If there’s a chance you’ll increase your tax liability, is your 80s or any time during retirement a good time for it?

Then there’s the worry that you won’t live long enough to use the annuity.

If you die prematurely, you will likely lose your investment unless you set it up for payments over two lives (you and your spouse) or with beneficiary protection, paying your beneficiaries the premiums you paid into it.

Suppose you’re a senior without a retirement fund or who worries about not having enough money from your retirement funds and potential Social Security payments. In that case, an annuity could bridge the gap. It’s a gamble, too, though.

Annuities don’t work like life insurance.

If you die – your loved ones don’t get your annuity. But, if you have life insurance, including final expense insurance, which is great life insurance for seniors over 80, your beneficiaries receive the payout when you die.

Annuities can be a good investment if you’re set in all other aspects of your retirement planning and have extra money to invest. Otherwise, setting yourself up with a proper retirement fund, life insurance plan, and the emergency fund should be the priority.

Should an 80-year-old Buy an Annuity?

Ideally, an 80-year-old would have his/her retirement account set and wouldn’t have to worry about buying an annuity. Instead, he/she could focus the money on setting her loved ones up for his/her death. Buying life insurance is often a better investment than buying an annuity once you’re 80-years old or older.

But, if you don’t have retirement savings or your expenses are higher than you planned in retirement, an annuity (especially an immediate annuity) can provide payouts immediately, giving you more cash flow and easing your stress during your golden years.

Can you Lose your Money in an Annuity?

Fixed annuities don’t lose money. They have a fixed rate of return and don’t risk your principal.

But you might be wondering about variable annuities.

Variable annuities have higher payouts, typically because they are based on their underlying investment. But this means a higher risk of loss. There’s no guarantee a variable annuity will hold its value.

This means you could walk away with nothing after investing in an annuity, so yes, you could lose your money in an annuity.

Final Word

So, what’s the bottom line?

Should you invest in an annuity or stick your money in a retirement fund?

There’s no right or wrong answer. Instead, look at the big picture. Do you have retirement funds separate from Social Security? Do you have a reserve fund for those unexpected expenses?

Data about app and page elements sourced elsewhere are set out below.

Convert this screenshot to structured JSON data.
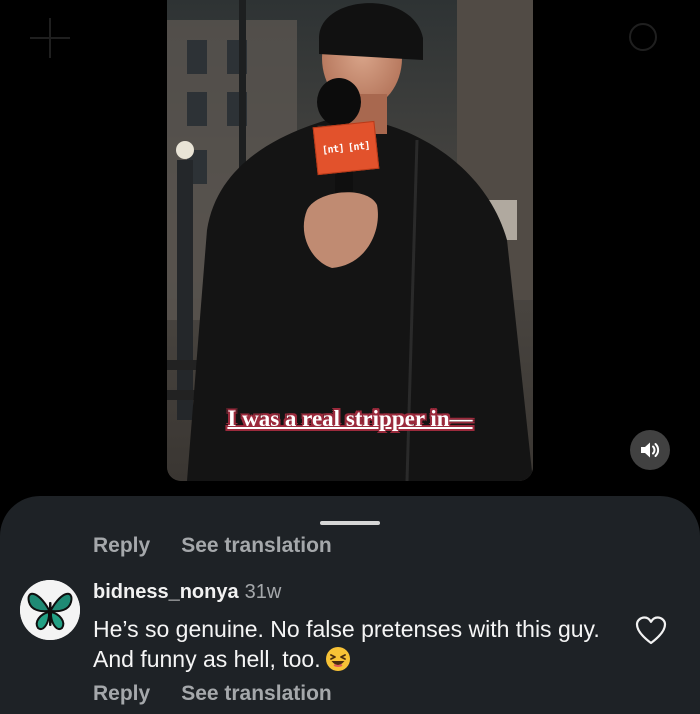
{
  "video": {
    "caption": "I was a real stripper in—",
    "mic_flag_text": [
      "[nt]",
      "[nt]"
    ],
    "sound_icon": "speaker-icon"
  },
  "sheet": {
    "actions_top": {
      "reply": "Reply",
      "translate": "See translation"
    },
    "comment": {
      "avatar_icon": "butterfly-icon",
      "username": "bidness_nonya",
      "age": "31w",
      "text": "He’s so genuine. No false pretenses with this guy. And funny as hell, too.",
      "emoji_icon": "laughing-face-emoji",
      "like_icon": "heart-icon",
      "actions": {
        "reply": "Reply",
        "translate": "See translation"
      }
    }
  },
  "colors": {
    "sheet_bg": "#1e2226",
    "muted_text": "#a5a8ab",
    "caption_outline": "#9b2a3c",
    "mic_flag": "#e2522c"
  }
}
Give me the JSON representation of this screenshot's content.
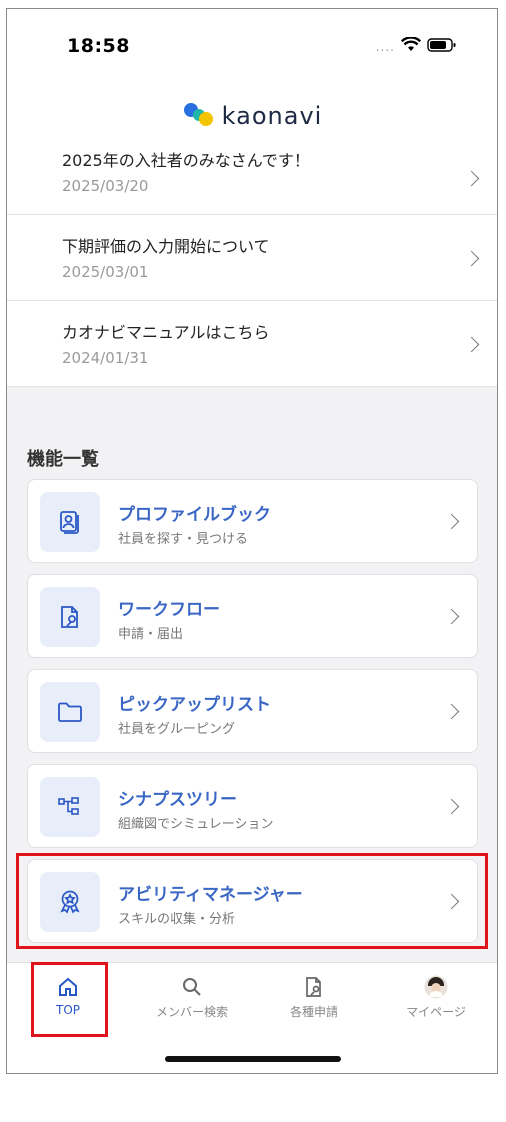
{
  "status_bar": {
    "time": "18:58",
    "signal": "....",
    "wifi_icon": "wifi-icon",
    "battery_icon": "battery-icon"
  },
  "header": {
    "logo_text": "kaonavi"
  },
  "news": [
    {
      "title": "2025年の入社者のみなさんです！",
      "date": "2025/03/20"
    },
    {
      "title": "下期評価の入力開始について",
      "date": "2025/03/01"
    },
    {
      "title": "カオナビマニュアルはこちら",
      "date": "2024/01/31"
    }
  ],
  "features": {
    "section_title": "機能一覧",
    "items": [
      {
        "title": "プロファイルブック",
        "subtitle": "社員を探す・見つける",
        "icon": "profile-book-icon"
      },
      {
        "title": "ワークフロー",
        "subtitle": "申請・届出",
        "icon": "workflow-icon"
      },
      {
        "title": "ピックアップリスト",
        "subtitle": "社員をグルーピング",
        "icon": "folder-icon"
      },
      {
        "title": "シナプスツリー",
        "subtitle": "組織図でシミュレーション",
        "icon": "org-tree-icon"
      },
      {
        "title": "アビリティマネージャー",
        "subtitle": "スキルの収集・分析",
        "icon": "ability-badge-icon"
      }
    ]
  },
  "tabbar": {
    "tabs": [
      {
        "label": "TOP",
        "icon": "home-icon",
        "active": true
      },
      {
        "label": "メンバー検索",
        "icon": "search-icon",
        "active": false
      },
      {
        "label": "各種申請",
        "icon": "application-icon",
        "active": false
      },
      {
        "label": "マイページ",
        "icon": "avatar",
        "active": false
      }
    ]
  },
  "colors": {
    "accent": "#3a66c4",
    "highlight": "#e0131b",
    "section_bg": "#f2f2f4"
  }
}
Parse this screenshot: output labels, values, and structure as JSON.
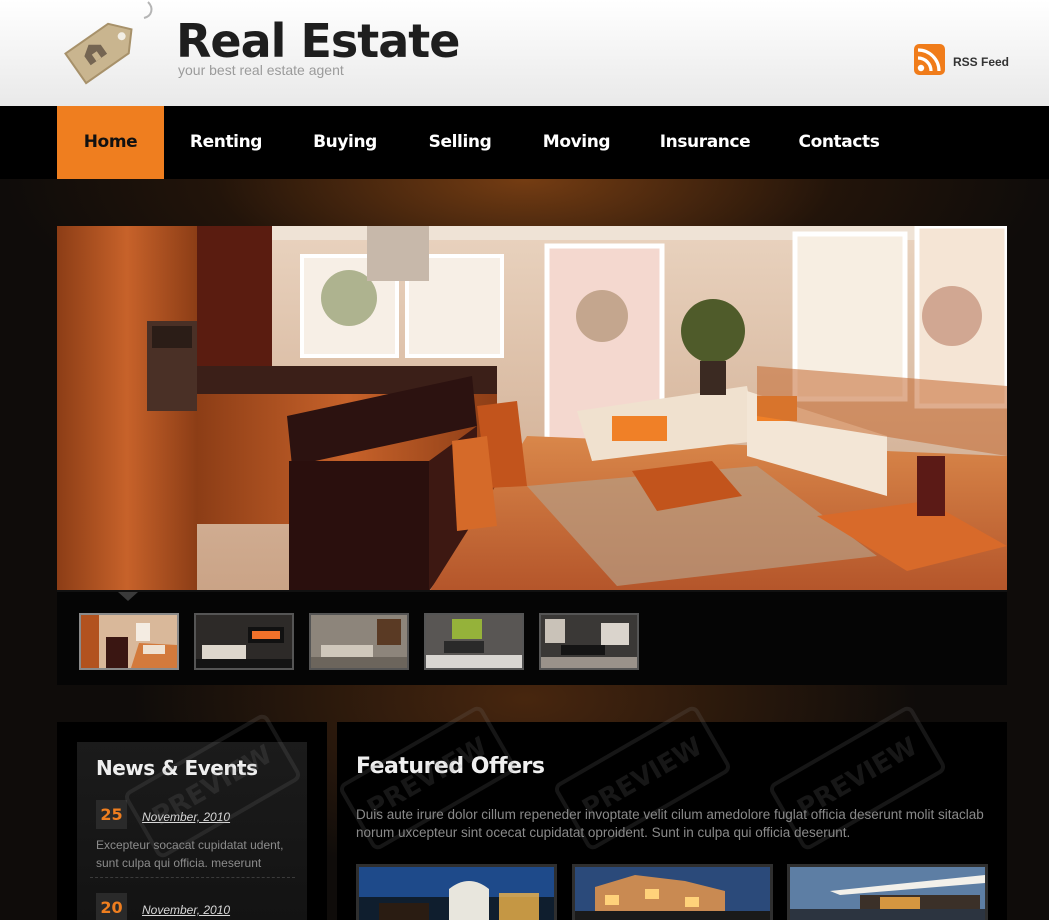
{
  "header": {
    "title": "Real Estate",
    "tagline": "your best real estate agent",
    "rss_label": "RSS Feed"
  },
  "nav": {
    "items": [
      {
        "label": "Home",
        "active": true
      },
      {
        "label": "Renting"
      },
      {
        "label": "Buying"
      },
      {
        "label": "Selling"
      },
      {
        "label": "Moving"
      },
      {
        "label": "Insurance"
      },
      {
        "label": "Contacts"
      }
    ]
  },
  "slider": {
    "thumb_count": 5,
    "active_thumb": 1
  },
  "news": {
    "title": "News & Events",
    "items": [
      {
        "day": "25",
        "date": "November, 2010",
        "text": "Excepteur socacat cupidatat udent, sunt culpa qui officia. meserunt"
      },
      {
        "day": "20",
        "date": "November, 2010",
        "text": ""
      }
    ]
  },
  "featured": {
    "title": "Featured Offers",
    "text": "Duis aute irure dolor cillum repeneder invoptate velit cilum amedolore fuglat officia deserunt molit sitaclab norum uxcepteur sint ocecat cupidatat oproident. Sunt in culpa qui officia deserunt."
  },
  "watermark": {
    "text": "PREVIEW"
  },
  "colors": {
    "accent": "#ef7e1f",
    "nav_bg": "#000000",
    "header_bg": "#f4f4f4"
  }
}
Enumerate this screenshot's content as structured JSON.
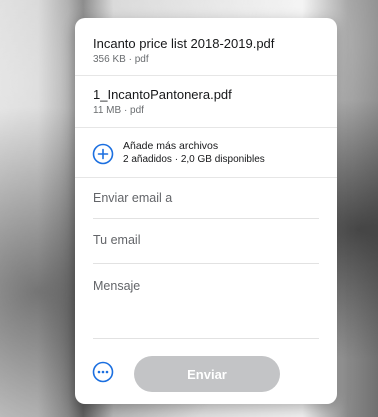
{
  "files": [
    {
      "name": "Incanto price list 2018-2019.pdf",
      "meta": "356 KB · pdf"
    },
    {
      "name": "1_IncantoPantonera.pdf",
      "meta": "11 MB · pdf"
    }
  ],
  "add_files": {
    "title": "Añade más archivos",
    "subtitle": "2 añadidos · 2,0 GB disponibles",
    "icon": "plus-circle-icon"
  },
  "form": {
    "email_to_placeholder": "Enviar email a",
    "your_email_placeholder": "Tu email",
    "message_placeholder": "Mensaje"
  },
  "footer": {
    "more_icon": "more-options-icon",
    "send_label": "Enviar"
  },
  "colors": {
    "accent": "#1b6fe0",
    "send_disabled": "#c3c4c6"
  }
}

If you don’t have either, an annuity for seniors may be a good option. It will fill in the gap and help you get through your senior years without too much stress.

If you’re set on retirement funds, and you have savings, you’re better off focusing on life insurance and setting up your beneficiaries for when you pass away. It’s not a pleasant thought, but it’s life, and the sooner you focus on protecting your loved ones, the more money they’ll have to handle your final expenses without financial stress.